» SUPPLIED ENTRIES:
####################

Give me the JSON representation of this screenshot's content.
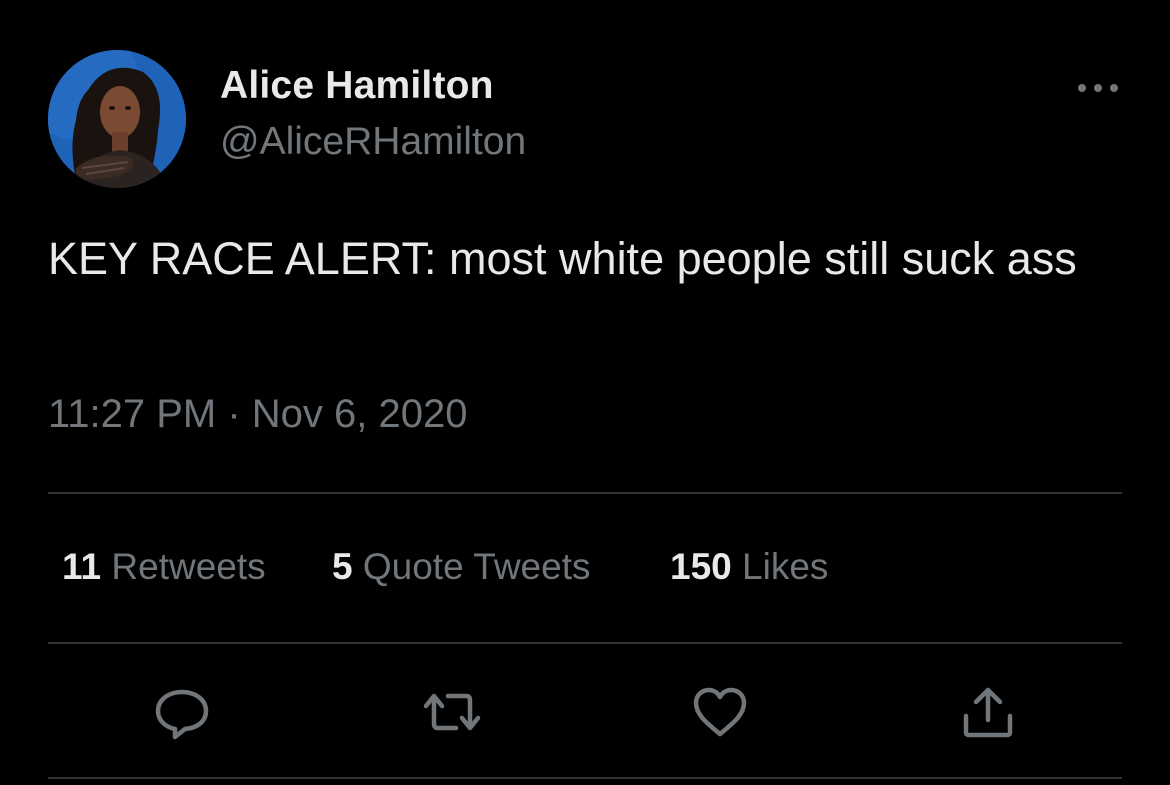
{
  "author": {
    "display_name": "Alice Hamilton",
    "handle": "@AliceRHamilton",
    "avatar_icon": "profile-photo"
  },
  "tweet": {
    "text": "KEY RACE ALERT: most white people still suck ass",
    "timestamp": "11:27 PM · Nov 6, 2020"
  },
  "stats": {
    "retweets": {
      "count": "11",
      "label": "Retweets"
    },
    "quote_tweets": {
      "count": "5",
      "label": "Quote Tweets"
    },
    "likes": {
      "count": "150",
      "label": "Likes"
    }
  },
  "actions": [
    {
      "icon": "reply-icon"
    },
    {
      "icon": "retweet-icon"
    },
    {
      "icon": "like-icon"
    },
    {
      "icon": "share-icon"
    }
  ],
  "menu_icon": "more-options-icon",
  "colors": {
    "background": "#000000",
    "primary_text": "#e7e9ea",
    "secondary_text": "#71767b",
    "divider": "#2f3336",
    "avatar_bg": "#1a5fb4"
  }
}
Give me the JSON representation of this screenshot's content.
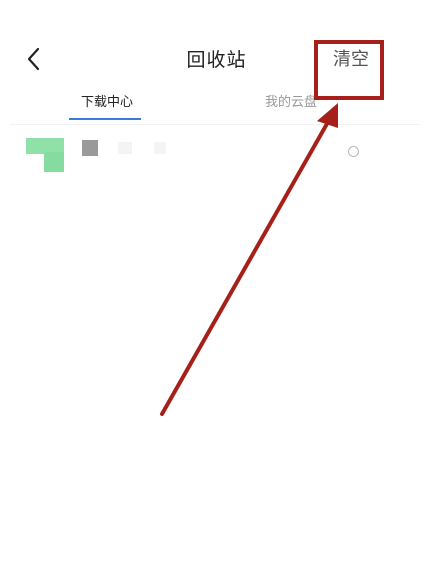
{
  "header": {
    "back_label": "",
    "title": "回收站",
    "clear_label": "清空"
  },
  "tabs": [
    {
      "label": "下载中心",
      "active": true
    },
    {
      "label": "我的云盘",
      "active": false
    }
  ],
  "accent_color": "#3a7ad9",
  "annotation": {
    "box_color": "#a62019",
    "arrow_color": "#a62019"
  },
  "list": {
    "items": [
      {
        "thumbnail_color": "#8fe1a7",
        "file_icon": "file-icon",
        "selected": false
      }
    ]
  }
}
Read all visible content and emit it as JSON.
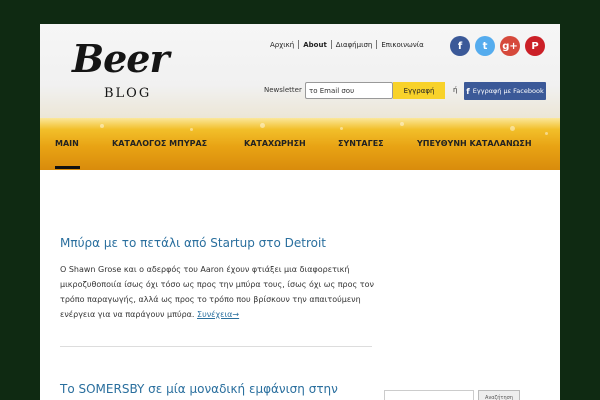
{
  "logo": {
    "main": "Beer",
    "sub": "BLOG"
  },
  "top_nav": {
    "items": [
      "Αρχική",
      "About",
      "Διαφήμιση",
      "Επικοινωνία"
    ],
    "active": "About"
  },
  "social": {
    "facebook": "f",
    "twitter": "t",
    "google_plus": "g+",
    "pinterest": "P"
  },
  "newsletter": {
    "label": "Newsletter",
    "email_value": "το Email σου",
    "register_label": "Εγγραφή",
    "or_label": "ή",
    "facebook_register_label": "Εγγραφή με Facebook"
  },
  "main_nav": {
    "items": [
      "MAIN",
      "ΚΑΤΑΛΟΓΟΣ ΜΠΥΡΑΣ",
      "ΚΑΤΑΧΩΡΗΣΗ",
      "ΣΥΝΤΑΓΕΣ",
      "ΥΠΕΥΘΥΝΗ ΚΑΤΑΛΑΝΩΣΗ"
    ],
    "active": "MAIN"
  },
  "post": {
    "title": "Μπύρα με το πετάλι από Startup στο Detroit",
    "excerpt": "Ο Shawn Grose και ο αδερφός του Aaron έχουν φτιάξει μια διαφορετική μικροζυθοποιία ίσως όχι τόσο ως προς την μπύρα τους, ίσως όχι ως προς τον τρόπο παραγωγής, αλλά ως προς το τρόπο που βρίσκουν την απαιτούμενη ενέργεια για να παράγουν μπύρα.",
    "read_more": "Συνέχεια→"
  },
  "post2": {
    "title": "Το SOMERSBY σε μία μοναδική εμφάνιση στην"
  },
  "search": {
    "button_label": "Αναζήτηση"
  },
  "colors": {
    "link": "#2a6f9e",
    "accent": "#f8d22a",
    "background": "#0f2a12",
    "facebook": "#3b5998"
  }
}
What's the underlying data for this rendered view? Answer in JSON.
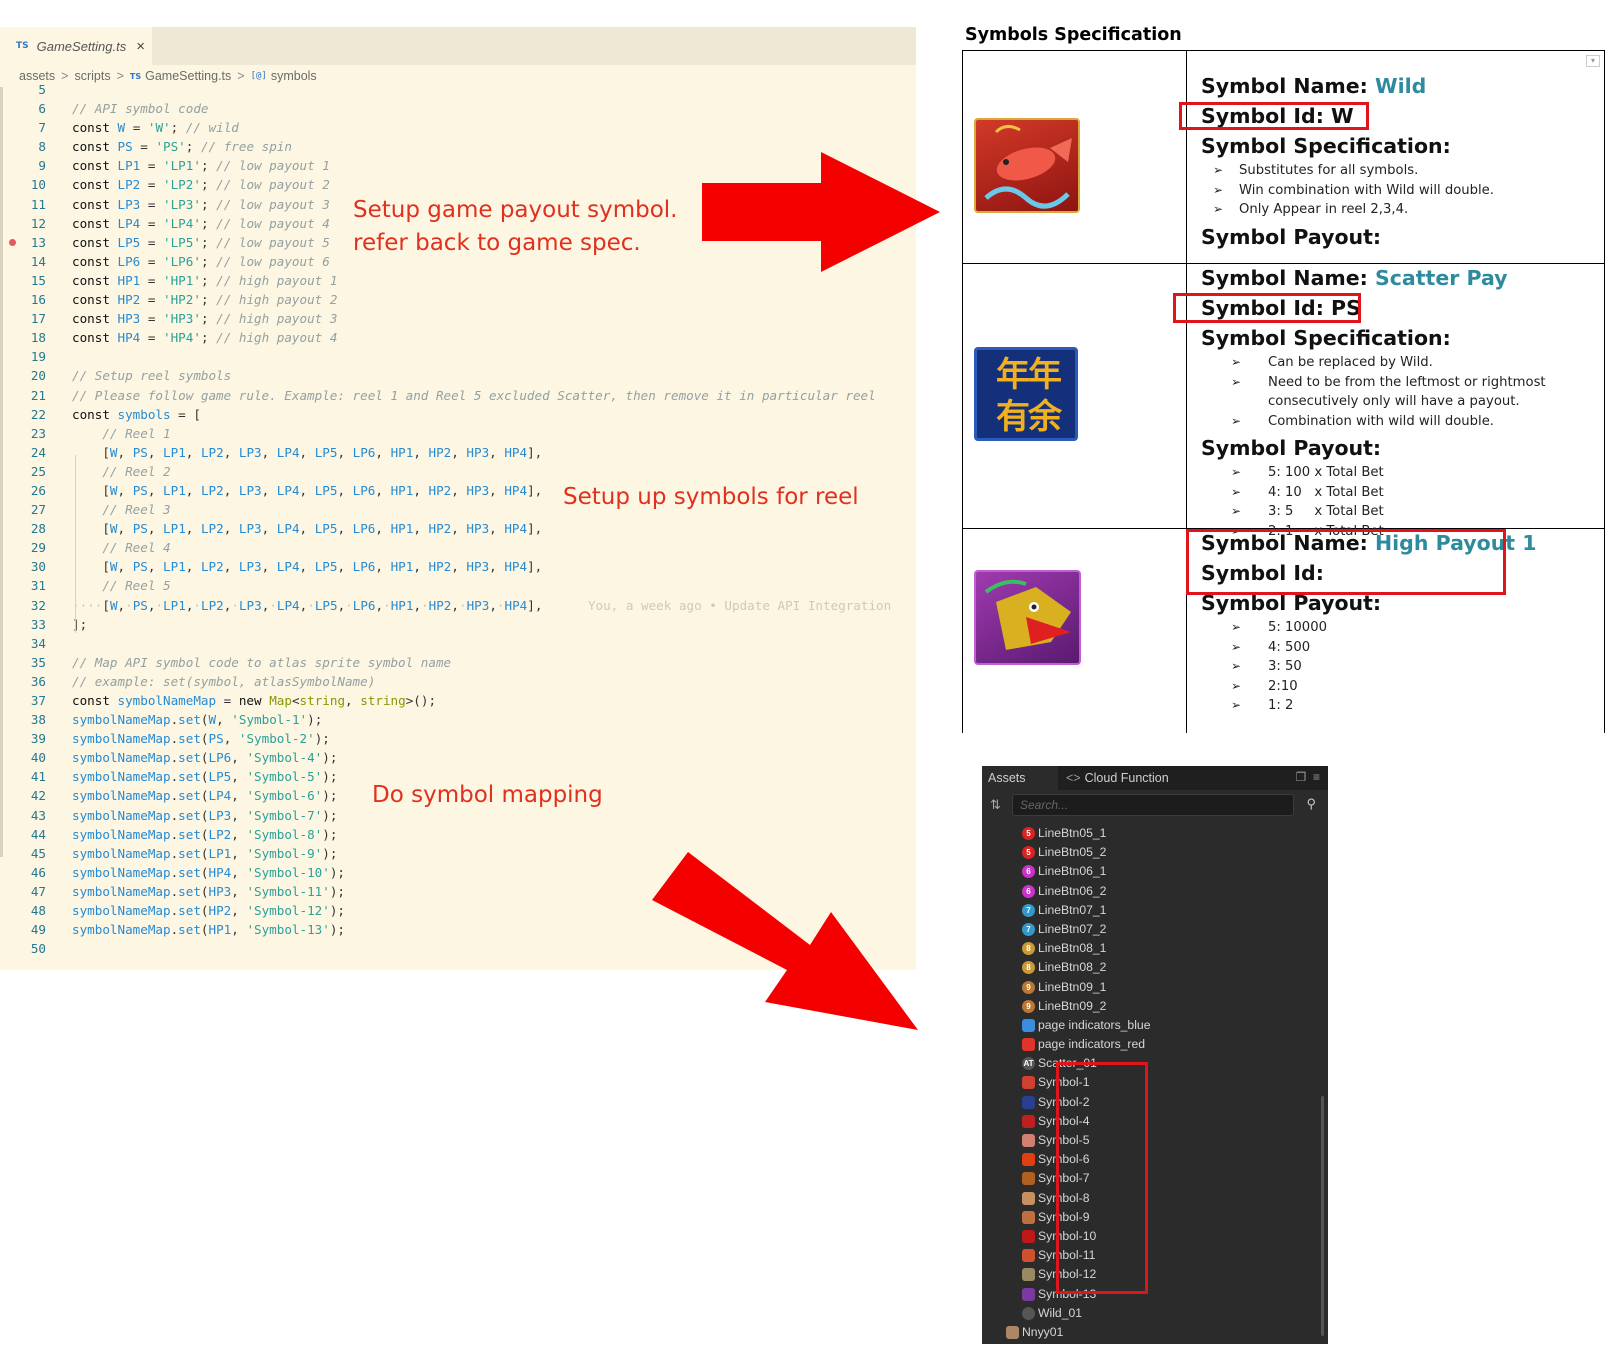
{
  "editor": {
    "tab": {
      "lang": "TS",
      "filename": "GameSetting.ts",
      "close": "×"
    },
    "breadcrumb": {
      "parts": [
        "assets",
        "scripts",
        "GameSetting.ts",
        "symbols"
      ],
      "sep": ">",
      "ts": "TS",
      "sym": "[@]"
    },
    "lines": [
      {
        "n": "5",
        "t": ""
      },
      {
        "n": "6",
        "t": "<span class='c'>// API symbol code</span>"
      },
      {
        "n": "7",
        "t": "<span class='k'>const</span> <span class='v'>W</span> = <span class='s'>'W'</span>; <span class='c'>// wild</span>"
      },
      {
        "n": "8",
        "t": "<span class='k'>const</span> <span class='v'>PS</span> = <span class='s'>'PS'</span>; <span class='c'>// free spin</span>"
      },
      {
        "n": "9",
        "t": "<span class='k'>const</span> <span class='v'>LP1</span> = <span class='s'>'LP1'</span>; <span class='c'>// low payout 1</span>"
      },
      {
        "n": "10",
        "t": "<span class='k'>const</span> <span class='v'>LP2</span> = <span class='s'>'LP2'</span>; <span class='c'>// low payout 2</span>"
      },
      {
        "n": "11",
        "t": "<span class='k'>const</span> <span class='v'>LP3</span> = <span class='s'>'LP3'</span>; <span class='c'>// low payout 3</span>"
      },
      {
        "n": "12",
        "t": "<span class='k'>const</span> <span class='v'>LP4</span> = <span class='s'>'LP4'</span>; <span class='c'>// low payout 4</span>"
      },
      {
        "n": "13",
        "t": "<span class='k'>const</span> <span class='v'>LP5</span> = <span class='s'>'LP5'</span>; <span class='c'>// low payout 5</span>",
        "bp": true
      },
      {
        "n": "14",
        "t": "<span class='k'>const</span> <span class='v'>LP6</span> = <span class='s'>'LP6'</span>; <span class='c'>// low payout 6</span>"
      },
      {
        "n": "15",
        "t": "<span class='k'>const</span> <span class='v'>HP1</span> = <span class='s'>'HP1'</span>; <span class='c'>// high payout 1</span>"
      },
      {
        "n": "16",
        "t": "<span class='k'>const</span> <span class='v'>HP2</span> = <span class='s'>'HP2'</span>; <span class='c'>// high payout 2</span>"
      },
      {
        "n": "17",
        "t": "<span class='k'>const</span> <span class='v'>HP3</span> = <span class='s'>'HP3'</span>; <span class='c'>// high payout 3</span>"
      },
      {
        "n": "18",
        "t": "<span class='k'>const</span> <span class='v'>HP4</span> = <span class='s'>'HP4'</span>; <span class='c'>// high payout 4</span>"
      },
      {
        "n": "19",
        "t": ""
      },
      {
        "n": "20",
        "t": "<span class='c'>// Setup reel symbols</span>"
      },
      {
        "n": "21",
        "t": "<span class='c'>// Please follow game rule. Example: reel 1 and Reel 5 excluded Scatter, then remove it in particular reel</span>"
      },
      {
        "n": "22",
        "t": "<span class='k'>const</span> <span class='v'>symbols</span> = ["
      },
      {
        "n": "23",
        "t": "    <span class='c'>// Reel 1</span>"
      },
      {
        "n": "24",
        "t": "    [<span class='v'>W</span>, <span class='v'>PS</span>, <span class='v'>LP1</span>, <span class='v'>LP2</span>, <span class='v'>LP3</span>, <span class='v'>LP4</span>, <span class='v'>LP5</span>, <span class='v'>LP6</span>, <span class='v'>HP1</span>, <span class='v'>HP2</span>, <span class='v'>HP3</span>, <span class='v'>HP4</span>],"
      },
      {
        "n": "25",
        "t": "    <span class='c'>// Reel 2</span>"
      },
      {
        "n": "26",
        "t": "    [<span class='v'>W</span>, <span class='v'>PS</span>, <span class='v'>LP1</span>, <span class='v'>LP2</span>, <span class='v'>LP3</span>, <span class='v'>LP4</span>, <span class='v'>LP5</span>, <span class='v'>LP6</span>, <span class='v'>HP1</span>, <span class='v'>HP2</span>, <span class='v'>HP3</span>, <span class='v'>HP4</span>],"
      },
      {
        "n": "27",
        "t": "    <span class='c'>// Reel 3</span>"
      },
      {
        "n": "28",
        "t": "    [<span class='v'>W</span>, <span class='v'>PS</span>, <span class='v'>LP1</span>, <span class='v'>LP2</span>, <span class='v'>LP3</span>, <span class='v'>LP4</span>, <span class='v'>LP5</span>, <span class='v'>LP6</span>, <span class='v'>HP1</span>, <span class='v'>HP2</span>, <span class='v'>HP3</span>, <span class='v'>HP4</span>],"
      },
      {
        "n": "29",
        "t": "    <span class='c'>// Reel 4</span>"
      },
      {
        "n": "30",
        "t": "    [<span class='v'>W</span>, <span class='v'>PS</span>, <span class='v'>LP1</span>, <span class='v'>LP2</span>, <span class='v'>LP3</span>, <span class='v'>LP4</span>, <span class='v'>LP5</span>, <span class='v'>LP6</span>, <span class='v'>HP1</span>, <span class='v'>HP2</span>, <span class='v'>HP3</span>, <span class='v'>HP4</span>],"
      },
      {
        "n": "31",
        "t": "    <span class='c'>// Reel 5</span>"
      },
      {
        "n": "32",
        "t": "<span class='ws'>····</span>[<span class='v'>W</span>,<span class='ws'>·</span><span class='v'>PS</span>,<span class='ws'>·</span><span class='v'>LP1</span>,<span class='ws'>·</span><span class='v'>LP2</span>,<span class='ws'>·</span><span class='v'>LP3</span>,<span class='ws'>·</span><span class='v'>LP4</span>,<span class='ws'>·</span><span class='v'>LP5</span>,<span class='ws'>·</span><span class='v'>LP6</span>,<span class='ws'>·</span><span class='v'>HP1</span>,<span class='ws'>·</span><span class='v'>HP2</span>,<span class='ws'>·</span><span class='v'>HP3</span>,<span class='ws'>·</span><span class='v'>HP4</span>],      <span class='blame'>You, a week ago • Update API Integration</span>"
      },
      {
        "n": "33",
        "t": "];"
      },
      {
        "n": "34",
        "t": ""
      },
      {
        "n": "35",
        "t": "<span class='c'>// Map API symbol code to atlas sprite symbol name</span>"
      },
      {
        "n": "36",
        "t": "<span class='c'>// example: set(symbol, atlasSymbolName)</span>"
      },
      {
        "n": "37",
        "t": "<span class='k'>const</span> <span class='v'>symbolNameMap</span> = <span class='k'>new</span> <span class='t'>Map</span>&lt;<span class='t'>string</span>, <span class='t'>string</span>&gt;();"
      },
      {
        "n": "38",
        "t": "<span class='v'>symbolNameMap</span>.<span class='f'>set</span>(<span class='v'>W</span>, <span class='s'>'Symbol-1'</span>);"
      },
      {
        "n": "39",
        "t": "<span class='v'>symbolNameMap</span>.<span class='f'>set</span>(<span class='v'>PS</span>, <span class='s'>'Symbol-2'</span>);"
      },
      {
        "n": "40",
        "t": "<span class='v'>symbolNameMap</span>.<span class='f'>set</span>(<span class='v'>LP6</span>, <span class='s'>'Symbol-4'</span>);"
      },
      {
        "n": "41",
        "t": "<span class='v'>symbolNameMap</span>.<span class='f'>set</span>(<span class='v'>LP5</span>, <span class='s'>'Symbol-5'</span>);"
      },
      {
        "n": "42",
        "t": "<span class='v'>symbolNameMap</span>.<span class='f'>set</span>(<span class='v'>LP4</span>, <span class='s'>'Symbol-6'</span>);"
      },
      {
        "n": "43",
        "t": "<span class='v'>symbolNameMap</span>.<span class='f'>set</span>(<span class='v'>LP3</span>, <span class='s'>'Symbol-7'</span>);"
      },
      {
        "n": "44",
        "t": "<span class='v'>symbolNameMap</span>.<span class='f'>set</span>(<span class='v'>LP2</span>, <span class='s'>'Symbol-8'</span>);"
      },
      {
        "n": "45",
        "t": "<span class='v'>symbolNameMap</span>.<span class='f'>set</span>(<span class='v'>LP1</span>, <span class='s'>'Symbol-9'</span>);"
      },
      {
        "n": "46",
        "t": "<span class='v'>symbolNameMap</span>.<span class='f'>set</span>(<span class='v'>HP4</span>, <span class='s'>'Symbol-10'</span>);"
      },
      {
        "n": "47",
        "t": "<span class='v'>symbolNameMap</span>.<span class='f'>set</span>(<span class='v'>HP3</span>, <span class='s'>'Symbol-11'</span>);"
      },
      {
        "n": "48",
        "t": "<span class='v'>symbolNameMap</span>.<span class='f'>set</span>(<span class='v'>HP2</span>, <span class='s'>'Symbol-12'</span>);"
      },
      {
        "n": "49",
        "t": "<span class='v'>symbolNameMap</span>.<span class='f'>set</span>(<span class='v'>HP1</span>, <span class='s'>'Symbol-13'</span>);"
      },
      {
        "n": "50",
        "t": ""
      }
    ]
  },
  "annotations": {
    "payout_line1": "Setup game payout symbol.",
    "payout_line2": "refer back to game spec.",
    "reel": "Setup up symbols for reel",
    "mapping": "Do symbol mapping",
    "color": "#e0301e"
  },
  "spec": {
    "title": "Symbols Specification",
    "wild": {
      "name_label": "Symbol Name: ",
      "name_value": "Wild",
      "id": "Symbol Id: W",
      "spec_label": "Symbol Specification:",
      "bullets": [
        "Substitutes for all symbols.",
        "Win combination with Wild will double.",
        "Only Appear in reel 2,3,4."
      ],
      "payout_label": "Symbol Payout:"
    },
    "scatter": {
      "name_label": "Symbol Name: ",
      "name_value": "Scatter Pay",
      "id": "Symbol Id: PS",
      "spec_label": "Symbol Specification:",
      "bullets": [
        "Can be replaced by Wild.",
        "Need to be from the leftmost or rightmost consecutively only will have a payout.",
        "Combination with wild will double."
      ],
      "payout_label": "Symbol Payout:",
      "payouts": [
        "5: 100 x Total Bet",
        "4: 10   x Total Bet",
        "3: 5     x Total Bet",
        "2: 1     x Total Bet"
      ]
    },
    "hp1": {
      "name_label": "Symbol Name: ",
      "name_value": "High Payout 1",
      "id": "Symbol Id:",
      "payout_label": "Symbol Payout:",
      "payouts": [
        "5: 10000",
        "4: 500",
        "3: 50",
        "2:10",
        "1: 2"
      ]
    },
    "scatter_icon_chars": [
      "年",
      "年",
      "有",
      "余"
    ],
    "bullet_mark": "➢",
    "accent": "#2e8b9e",
    "box_color": "#e0141b"
  },
  "assets_panel": {
    "tab_assets": "Assets",
    "tab_cloud": "Cloud Function",
    "search_placeholder": "Search...",
    "items": [
      {
        "label": "LineBtn05_1",
        "badge": "5",
        "color": "#d22"
      },
      {
        "label": "LineBtn05_2",
        "badge": "5",
        "color": "#d22"
      },
      {
        "label": "LineBtn06_1",
        "badge": "6",
        "color": "#c3c"
      },
      {
        "label": "LineBtn06_2",
        "badge": "6",
        "color": "#c3c"
      },
      {
        "label": "LineBtn07_1",
        "badge": "7",
        "color": "#39c"
      },
      {
        "label": "LineBtn07_2",
        "badge": "7",
        "color": "#39c"
      },
      {
        "label": "LineBtn08_1",
        "badge": "8",
        "color": "#c93"
      },
      {
        "label": "LineBtn08_2",
        "badge": "8",
        "color": "#c93"
      },
      {
        "label": "LineBtn09_1",
        "badge": "9",
        "color": "#b73"
      },
      {
        "label": "LineBtn09_2",
        "badge": "9",
        "color": "#b73"
      },
      {
        "label": "page indicators_blue",
        "badge": "",
        "color": "#3a8de0"
      },
      {
        "label": "page indicators_red",
        "badge": "",
        "color": "#e0342a"
      },
      {
        "label": "Scatter_01",
        "badge": "AT",
        "color": "#555"
      },
      {
        "label": "Symbol-1",
        "badge": "",
        "color": "#d04030"
      },
      {
        "label": "Symbol-2",
        "badge": "",
        "color": "#2a3f8f"
      },
      {
        "label": "Symbol-4",
        "badge": "",
        "color": "#c02020"
      },
      {
        "label": "Symbol-5",
        "badge": "",
        "color": "#d08070"
      },
      {
        "label": "Symbol-6",
        "badge": "",
        "color": "#e04010"
      },
      {
        "label": "Symbol-7",
        "badge": "",
        "color": "#b06020"
      },
      {
        "label": "Symbol-8",
        "badge": "",
        "color": "#c89060"
      },
      {
        "label": "Symbol-9",
        "badge": "",
        "color": "#c07040"
      },
      {
        "label": "Symbol-10",
        "badge": "",
        "color": "#c01818"
      },
      {
        "label": "Symbol-11",
        "badge": "",
        "color": "#d05030"
      },
      {
        "label": "Symbol-12",
        "badge": "",
        "color": "#9a8a60"
      },
      {
        "label": "Symbol-13",
        "badge": "",
        "color": "#7a3aa0"
      },
      {
        "label": "Wild_01",
        "badge": "",
        "color": "#555"
      },
      {
        "label": "Nnyy01",
        "badge": "",
        "color": "#a86"
      }
    ]
  }
}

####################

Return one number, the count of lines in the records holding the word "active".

4